## What you should do
Locate every line in the records below that contains the word "sougou", and copy each one.

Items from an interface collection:
>>>

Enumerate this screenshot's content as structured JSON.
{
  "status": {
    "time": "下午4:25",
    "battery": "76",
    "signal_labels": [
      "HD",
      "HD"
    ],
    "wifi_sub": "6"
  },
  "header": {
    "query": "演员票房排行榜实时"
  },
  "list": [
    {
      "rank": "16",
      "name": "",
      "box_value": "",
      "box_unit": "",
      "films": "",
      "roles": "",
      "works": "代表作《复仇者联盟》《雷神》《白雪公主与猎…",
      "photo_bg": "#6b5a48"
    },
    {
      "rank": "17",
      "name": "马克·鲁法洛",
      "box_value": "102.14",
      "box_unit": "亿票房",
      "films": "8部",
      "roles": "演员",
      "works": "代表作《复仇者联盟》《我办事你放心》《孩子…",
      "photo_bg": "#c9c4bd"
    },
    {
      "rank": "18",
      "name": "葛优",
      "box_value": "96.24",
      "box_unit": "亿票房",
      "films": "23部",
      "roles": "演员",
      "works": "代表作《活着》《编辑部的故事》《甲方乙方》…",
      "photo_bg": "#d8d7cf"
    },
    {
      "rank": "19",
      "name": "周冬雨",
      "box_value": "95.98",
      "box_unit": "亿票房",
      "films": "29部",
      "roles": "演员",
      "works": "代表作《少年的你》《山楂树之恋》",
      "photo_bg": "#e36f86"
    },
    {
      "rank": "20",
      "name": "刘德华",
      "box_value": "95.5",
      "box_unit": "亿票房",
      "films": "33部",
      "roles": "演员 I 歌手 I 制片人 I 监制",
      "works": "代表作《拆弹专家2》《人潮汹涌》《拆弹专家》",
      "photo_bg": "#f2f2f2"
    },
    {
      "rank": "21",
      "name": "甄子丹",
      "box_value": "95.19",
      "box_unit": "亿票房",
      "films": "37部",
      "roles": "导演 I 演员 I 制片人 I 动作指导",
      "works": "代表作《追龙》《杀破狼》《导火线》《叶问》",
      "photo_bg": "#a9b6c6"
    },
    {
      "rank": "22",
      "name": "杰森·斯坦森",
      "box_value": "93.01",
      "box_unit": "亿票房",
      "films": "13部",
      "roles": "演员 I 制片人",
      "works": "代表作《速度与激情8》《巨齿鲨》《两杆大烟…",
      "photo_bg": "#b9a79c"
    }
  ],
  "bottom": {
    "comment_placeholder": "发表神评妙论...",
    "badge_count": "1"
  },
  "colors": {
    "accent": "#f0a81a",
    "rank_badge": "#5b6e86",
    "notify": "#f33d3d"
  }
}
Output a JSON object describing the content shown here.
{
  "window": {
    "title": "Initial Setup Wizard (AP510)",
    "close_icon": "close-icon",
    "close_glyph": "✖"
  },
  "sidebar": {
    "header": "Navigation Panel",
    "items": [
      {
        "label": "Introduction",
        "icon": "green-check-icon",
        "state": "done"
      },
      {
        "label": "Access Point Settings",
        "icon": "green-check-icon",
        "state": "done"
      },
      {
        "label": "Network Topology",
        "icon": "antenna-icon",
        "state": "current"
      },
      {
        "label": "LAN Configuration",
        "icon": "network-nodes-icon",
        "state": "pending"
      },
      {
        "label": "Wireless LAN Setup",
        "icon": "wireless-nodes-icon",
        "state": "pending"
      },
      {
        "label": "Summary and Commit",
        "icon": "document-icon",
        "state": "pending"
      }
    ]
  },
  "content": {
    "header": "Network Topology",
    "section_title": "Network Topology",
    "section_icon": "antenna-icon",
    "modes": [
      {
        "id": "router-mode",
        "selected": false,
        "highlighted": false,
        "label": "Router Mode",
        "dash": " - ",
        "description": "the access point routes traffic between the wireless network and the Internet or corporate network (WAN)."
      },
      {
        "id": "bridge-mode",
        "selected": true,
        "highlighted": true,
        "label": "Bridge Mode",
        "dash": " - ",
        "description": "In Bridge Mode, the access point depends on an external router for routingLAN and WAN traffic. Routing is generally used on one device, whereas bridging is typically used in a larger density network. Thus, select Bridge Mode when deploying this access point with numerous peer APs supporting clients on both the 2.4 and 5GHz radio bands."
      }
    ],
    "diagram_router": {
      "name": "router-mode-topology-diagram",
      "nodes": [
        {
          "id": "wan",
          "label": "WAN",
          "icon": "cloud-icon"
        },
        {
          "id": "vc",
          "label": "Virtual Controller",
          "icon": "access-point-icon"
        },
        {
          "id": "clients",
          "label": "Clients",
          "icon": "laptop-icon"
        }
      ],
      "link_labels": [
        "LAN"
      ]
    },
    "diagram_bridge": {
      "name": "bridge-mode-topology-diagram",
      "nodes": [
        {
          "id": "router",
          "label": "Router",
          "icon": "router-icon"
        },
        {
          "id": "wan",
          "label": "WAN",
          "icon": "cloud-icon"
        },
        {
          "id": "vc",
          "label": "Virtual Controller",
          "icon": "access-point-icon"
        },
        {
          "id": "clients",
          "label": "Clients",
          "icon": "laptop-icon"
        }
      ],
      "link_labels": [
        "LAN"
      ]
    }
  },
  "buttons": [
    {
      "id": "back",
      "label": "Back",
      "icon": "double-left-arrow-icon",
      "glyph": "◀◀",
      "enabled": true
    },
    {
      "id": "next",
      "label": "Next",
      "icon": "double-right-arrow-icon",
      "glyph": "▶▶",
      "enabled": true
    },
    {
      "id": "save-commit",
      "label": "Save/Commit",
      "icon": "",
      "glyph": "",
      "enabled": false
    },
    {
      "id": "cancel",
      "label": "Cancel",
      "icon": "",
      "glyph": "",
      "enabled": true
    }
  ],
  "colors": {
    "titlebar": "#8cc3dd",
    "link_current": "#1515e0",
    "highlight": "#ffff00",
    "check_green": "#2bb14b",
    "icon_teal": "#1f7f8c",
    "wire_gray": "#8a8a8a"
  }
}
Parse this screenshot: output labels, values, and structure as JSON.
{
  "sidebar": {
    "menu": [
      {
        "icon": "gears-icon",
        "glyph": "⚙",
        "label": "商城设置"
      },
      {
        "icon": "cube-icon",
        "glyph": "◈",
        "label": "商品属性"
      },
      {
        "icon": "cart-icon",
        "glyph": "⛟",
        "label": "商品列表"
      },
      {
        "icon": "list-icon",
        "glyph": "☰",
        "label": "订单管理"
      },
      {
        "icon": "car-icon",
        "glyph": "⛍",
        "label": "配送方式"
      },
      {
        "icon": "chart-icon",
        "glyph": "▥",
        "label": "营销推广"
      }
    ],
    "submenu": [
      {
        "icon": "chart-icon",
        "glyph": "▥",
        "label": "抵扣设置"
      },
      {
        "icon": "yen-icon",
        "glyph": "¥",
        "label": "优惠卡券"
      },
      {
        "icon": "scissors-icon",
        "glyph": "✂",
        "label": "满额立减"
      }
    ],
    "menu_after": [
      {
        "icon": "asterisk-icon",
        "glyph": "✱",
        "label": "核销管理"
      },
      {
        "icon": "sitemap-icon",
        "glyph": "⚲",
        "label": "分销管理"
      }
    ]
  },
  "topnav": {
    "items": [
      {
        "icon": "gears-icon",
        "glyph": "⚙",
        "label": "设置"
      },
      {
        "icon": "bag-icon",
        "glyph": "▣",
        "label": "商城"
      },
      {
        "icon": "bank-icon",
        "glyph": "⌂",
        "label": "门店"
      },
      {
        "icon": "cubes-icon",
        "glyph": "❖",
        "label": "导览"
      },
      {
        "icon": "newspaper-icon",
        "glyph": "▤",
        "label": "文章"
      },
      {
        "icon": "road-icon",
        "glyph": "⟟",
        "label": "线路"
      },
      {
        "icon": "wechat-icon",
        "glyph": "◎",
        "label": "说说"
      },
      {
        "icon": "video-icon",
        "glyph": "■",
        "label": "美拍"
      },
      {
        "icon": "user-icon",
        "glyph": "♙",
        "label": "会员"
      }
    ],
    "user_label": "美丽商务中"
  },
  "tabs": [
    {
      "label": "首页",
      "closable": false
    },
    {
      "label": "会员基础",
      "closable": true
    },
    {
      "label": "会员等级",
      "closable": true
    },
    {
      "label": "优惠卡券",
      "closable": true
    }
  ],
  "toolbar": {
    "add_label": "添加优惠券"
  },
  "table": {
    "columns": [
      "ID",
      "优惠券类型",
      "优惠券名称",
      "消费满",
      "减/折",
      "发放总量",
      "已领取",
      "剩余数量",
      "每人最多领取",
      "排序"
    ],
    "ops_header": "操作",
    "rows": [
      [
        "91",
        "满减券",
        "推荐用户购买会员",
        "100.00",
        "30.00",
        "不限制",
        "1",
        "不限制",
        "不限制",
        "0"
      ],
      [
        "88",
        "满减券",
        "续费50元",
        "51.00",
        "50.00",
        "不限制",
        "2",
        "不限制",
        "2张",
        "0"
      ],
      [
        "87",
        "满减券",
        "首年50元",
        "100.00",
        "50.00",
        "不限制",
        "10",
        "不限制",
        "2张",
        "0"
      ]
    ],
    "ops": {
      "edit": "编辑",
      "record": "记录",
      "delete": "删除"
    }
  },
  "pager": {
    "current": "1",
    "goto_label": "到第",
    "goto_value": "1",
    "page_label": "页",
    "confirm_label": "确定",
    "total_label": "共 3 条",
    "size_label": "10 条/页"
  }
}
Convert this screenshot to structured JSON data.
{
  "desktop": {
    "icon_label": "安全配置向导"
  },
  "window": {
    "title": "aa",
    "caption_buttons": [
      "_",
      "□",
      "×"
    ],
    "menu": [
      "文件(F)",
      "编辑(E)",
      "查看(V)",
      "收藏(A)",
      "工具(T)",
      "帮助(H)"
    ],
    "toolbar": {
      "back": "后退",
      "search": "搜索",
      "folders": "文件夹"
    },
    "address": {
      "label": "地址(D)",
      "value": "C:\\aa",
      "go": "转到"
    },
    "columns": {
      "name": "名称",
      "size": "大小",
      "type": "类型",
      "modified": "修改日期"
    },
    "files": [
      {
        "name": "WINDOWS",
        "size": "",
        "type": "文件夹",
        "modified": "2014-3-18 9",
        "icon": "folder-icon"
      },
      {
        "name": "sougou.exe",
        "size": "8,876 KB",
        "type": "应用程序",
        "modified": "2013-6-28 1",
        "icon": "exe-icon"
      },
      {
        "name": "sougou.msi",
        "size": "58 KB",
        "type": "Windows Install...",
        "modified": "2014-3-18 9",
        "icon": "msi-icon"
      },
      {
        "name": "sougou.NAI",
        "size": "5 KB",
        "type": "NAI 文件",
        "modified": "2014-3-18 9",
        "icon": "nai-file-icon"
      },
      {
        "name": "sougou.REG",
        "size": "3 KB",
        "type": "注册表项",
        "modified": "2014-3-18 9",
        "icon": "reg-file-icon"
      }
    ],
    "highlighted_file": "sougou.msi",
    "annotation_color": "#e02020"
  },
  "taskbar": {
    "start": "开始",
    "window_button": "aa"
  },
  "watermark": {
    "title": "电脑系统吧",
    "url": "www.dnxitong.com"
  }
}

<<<

## Your solution
        "name": "sougou.exe",
        "name": "sougou.msi",
        "name": "sougou.NAI",
        "name": "sougou.REG",
    "highlighted_file": "sougou.msi",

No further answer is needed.